▶ [Exercise inputs]
------------------------------------

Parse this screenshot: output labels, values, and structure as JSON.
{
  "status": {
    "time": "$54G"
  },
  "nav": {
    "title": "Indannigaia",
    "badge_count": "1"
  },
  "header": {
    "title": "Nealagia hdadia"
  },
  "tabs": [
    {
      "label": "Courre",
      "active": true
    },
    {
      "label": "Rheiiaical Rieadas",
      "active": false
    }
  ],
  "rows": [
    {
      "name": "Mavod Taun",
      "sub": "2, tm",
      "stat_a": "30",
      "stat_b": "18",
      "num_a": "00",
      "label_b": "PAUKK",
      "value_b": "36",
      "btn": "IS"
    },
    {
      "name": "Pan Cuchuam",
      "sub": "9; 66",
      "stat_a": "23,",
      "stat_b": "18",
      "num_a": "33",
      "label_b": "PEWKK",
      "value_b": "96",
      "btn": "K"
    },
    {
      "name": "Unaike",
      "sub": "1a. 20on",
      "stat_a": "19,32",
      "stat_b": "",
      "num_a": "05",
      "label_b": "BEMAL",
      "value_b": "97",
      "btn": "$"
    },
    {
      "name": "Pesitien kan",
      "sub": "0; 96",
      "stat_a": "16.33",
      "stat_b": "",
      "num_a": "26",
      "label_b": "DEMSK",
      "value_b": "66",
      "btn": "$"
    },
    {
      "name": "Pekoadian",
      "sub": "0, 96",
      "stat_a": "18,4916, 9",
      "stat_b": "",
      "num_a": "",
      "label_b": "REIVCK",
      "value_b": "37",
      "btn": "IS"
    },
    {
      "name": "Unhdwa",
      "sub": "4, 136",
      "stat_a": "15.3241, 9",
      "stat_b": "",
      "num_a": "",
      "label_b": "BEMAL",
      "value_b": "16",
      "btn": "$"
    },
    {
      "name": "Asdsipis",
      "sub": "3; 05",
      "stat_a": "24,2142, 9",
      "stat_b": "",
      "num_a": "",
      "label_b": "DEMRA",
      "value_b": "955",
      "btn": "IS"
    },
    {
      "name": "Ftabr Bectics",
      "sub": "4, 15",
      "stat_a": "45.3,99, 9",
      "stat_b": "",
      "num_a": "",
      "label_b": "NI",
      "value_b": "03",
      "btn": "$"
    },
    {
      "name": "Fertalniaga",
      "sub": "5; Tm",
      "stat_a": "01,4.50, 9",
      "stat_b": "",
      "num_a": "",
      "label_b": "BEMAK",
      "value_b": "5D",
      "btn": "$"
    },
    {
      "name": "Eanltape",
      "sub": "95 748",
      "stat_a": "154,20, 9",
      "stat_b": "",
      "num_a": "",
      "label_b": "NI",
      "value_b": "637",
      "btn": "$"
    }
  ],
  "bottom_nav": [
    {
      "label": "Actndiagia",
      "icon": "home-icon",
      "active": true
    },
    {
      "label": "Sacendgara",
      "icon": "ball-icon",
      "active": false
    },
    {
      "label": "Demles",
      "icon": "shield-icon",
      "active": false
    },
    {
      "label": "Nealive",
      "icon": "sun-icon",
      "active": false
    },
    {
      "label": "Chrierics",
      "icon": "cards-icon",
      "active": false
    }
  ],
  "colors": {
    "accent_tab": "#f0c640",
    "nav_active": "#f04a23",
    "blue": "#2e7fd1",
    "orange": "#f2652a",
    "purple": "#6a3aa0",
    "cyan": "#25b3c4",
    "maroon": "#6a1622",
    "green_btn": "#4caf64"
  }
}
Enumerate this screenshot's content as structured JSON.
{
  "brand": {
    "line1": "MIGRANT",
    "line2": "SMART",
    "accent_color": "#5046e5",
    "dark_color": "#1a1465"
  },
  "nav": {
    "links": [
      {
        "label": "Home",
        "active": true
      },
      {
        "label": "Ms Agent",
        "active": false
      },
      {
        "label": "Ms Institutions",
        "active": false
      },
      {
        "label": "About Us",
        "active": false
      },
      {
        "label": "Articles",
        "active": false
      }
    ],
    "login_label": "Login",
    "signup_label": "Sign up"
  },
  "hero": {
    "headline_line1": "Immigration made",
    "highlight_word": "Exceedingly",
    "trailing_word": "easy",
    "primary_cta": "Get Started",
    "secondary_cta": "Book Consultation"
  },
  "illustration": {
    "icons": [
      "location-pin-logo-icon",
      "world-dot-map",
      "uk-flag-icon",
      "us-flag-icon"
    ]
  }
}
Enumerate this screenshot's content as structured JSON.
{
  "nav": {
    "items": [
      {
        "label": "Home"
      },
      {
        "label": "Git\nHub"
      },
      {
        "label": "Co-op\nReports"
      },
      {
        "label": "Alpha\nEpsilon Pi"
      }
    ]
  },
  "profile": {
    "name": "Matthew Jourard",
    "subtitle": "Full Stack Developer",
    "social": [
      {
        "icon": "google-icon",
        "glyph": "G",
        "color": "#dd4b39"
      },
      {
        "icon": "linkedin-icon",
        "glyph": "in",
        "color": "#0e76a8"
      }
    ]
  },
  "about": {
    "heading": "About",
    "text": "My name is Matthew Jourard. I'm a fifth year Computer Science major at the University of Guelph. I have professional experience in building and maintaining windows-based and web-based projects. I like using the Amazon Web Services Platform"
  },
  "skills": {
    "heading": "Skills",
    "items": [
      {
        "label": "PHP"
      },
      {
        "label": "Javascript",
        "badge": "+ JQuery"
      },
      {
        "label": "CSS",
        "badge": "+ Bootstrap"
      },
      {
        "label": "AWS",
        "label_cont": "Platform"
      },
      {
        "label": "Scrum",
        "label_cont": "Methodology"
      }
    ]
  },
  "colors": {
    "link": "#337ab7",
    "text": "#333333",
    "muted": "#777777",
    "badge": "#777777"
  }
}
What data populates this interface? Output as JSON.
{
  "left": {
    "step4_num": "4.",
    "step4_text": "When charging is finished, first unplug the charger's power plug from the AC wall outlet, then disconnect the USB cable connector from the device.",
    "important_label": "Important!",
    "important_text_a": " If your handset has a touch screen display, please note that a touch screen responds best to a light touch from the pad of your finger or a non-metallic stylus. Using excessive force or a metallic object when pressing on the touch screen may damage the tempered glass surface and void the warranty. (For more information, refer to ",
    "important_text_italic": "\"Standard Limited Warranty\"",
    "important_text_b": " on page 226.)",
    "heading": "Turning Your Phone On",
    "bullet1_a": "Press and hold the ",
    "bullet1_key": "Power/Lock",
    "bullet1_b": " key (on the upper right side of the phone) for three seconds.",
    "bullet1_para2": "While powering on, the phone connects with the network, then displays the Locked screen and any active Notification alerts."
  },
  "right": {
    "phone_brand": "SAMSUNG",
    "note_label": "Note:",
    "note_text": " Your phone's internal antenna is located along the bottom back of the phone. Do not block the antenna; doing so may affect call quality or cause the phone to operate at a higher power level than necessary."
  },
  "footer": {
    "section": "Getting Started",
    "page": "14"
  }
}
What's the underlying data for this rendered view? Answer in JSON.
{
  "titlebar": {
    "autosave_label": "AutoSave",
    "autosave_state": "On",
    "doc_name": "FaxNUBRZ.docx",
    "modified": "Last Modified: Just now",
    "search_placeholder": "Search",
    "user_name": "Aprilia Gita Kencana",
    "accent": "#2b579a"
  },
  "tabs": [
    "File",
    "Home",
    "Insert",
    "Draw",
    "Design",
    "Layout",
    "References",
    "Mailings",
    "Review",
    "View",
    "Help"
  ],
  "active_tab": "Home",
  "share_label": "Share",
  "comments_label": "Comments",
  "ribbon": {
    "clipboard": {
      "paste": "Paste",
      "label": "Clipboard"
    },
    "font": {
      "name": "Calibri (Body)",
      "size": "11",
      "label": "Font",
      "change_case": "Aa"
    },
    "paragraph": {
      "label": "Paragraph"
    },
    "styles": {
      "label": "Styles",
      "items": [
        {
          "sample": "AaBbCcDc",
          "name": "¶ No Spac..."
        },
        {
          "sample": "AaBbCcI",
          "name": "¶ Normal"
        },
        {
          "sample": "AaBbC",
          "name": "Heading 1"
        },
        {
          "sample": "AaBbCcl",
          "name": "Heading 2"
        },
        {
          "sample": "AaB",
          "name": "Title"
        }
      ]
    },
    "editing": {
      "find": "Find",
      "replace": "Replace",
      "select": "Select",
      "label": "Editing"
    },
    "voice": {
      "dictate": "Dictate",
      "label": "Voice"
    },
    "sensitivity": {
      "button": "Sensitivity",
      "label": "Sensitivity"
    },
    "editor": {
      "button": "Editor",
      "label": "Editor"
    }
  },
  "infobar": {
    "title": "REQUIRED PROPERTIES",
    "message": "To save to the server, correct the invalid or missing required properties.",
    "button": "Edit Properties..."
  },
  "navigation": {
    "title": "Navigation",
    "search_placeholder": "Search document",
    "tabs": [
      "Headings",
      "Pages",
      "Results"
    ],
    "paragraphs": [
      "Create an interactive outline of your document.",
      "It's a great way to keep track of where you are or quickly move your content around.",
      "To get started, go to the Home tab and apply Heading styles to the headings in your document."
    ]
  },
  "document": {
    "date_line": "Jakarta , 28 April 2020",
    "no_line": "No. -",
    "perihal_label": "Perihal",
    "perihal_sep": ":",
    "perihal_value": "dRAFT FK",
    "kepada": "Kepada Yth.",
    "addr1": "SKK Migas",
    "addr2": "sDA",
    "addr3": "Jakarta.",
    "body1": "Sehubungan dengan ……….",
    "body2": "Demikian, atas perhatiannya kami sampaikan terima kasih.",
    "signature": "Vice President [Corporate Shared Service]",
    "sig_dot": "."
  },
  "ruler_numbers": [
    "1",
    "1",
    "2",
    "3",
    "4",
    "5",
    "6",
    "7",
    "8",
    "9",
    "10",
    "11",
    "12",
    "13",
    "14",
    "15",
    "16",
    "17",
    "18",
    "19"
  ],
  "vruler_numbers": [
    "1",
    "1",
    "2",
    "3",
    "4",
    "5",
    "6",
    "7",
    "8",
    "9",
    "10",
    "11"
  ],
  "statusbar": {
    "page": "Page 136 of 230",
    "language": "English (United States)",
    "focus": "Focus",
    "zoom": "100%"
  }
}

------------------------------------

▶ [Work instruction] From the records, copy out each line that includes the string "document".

▶ [Result for this exercise]
    "search_placeholder": "Search document",
      "Create an interactive outline of your document.",
      "To get started, go to the Home tab and apply Heading styles to the headings in your document."
  "document": {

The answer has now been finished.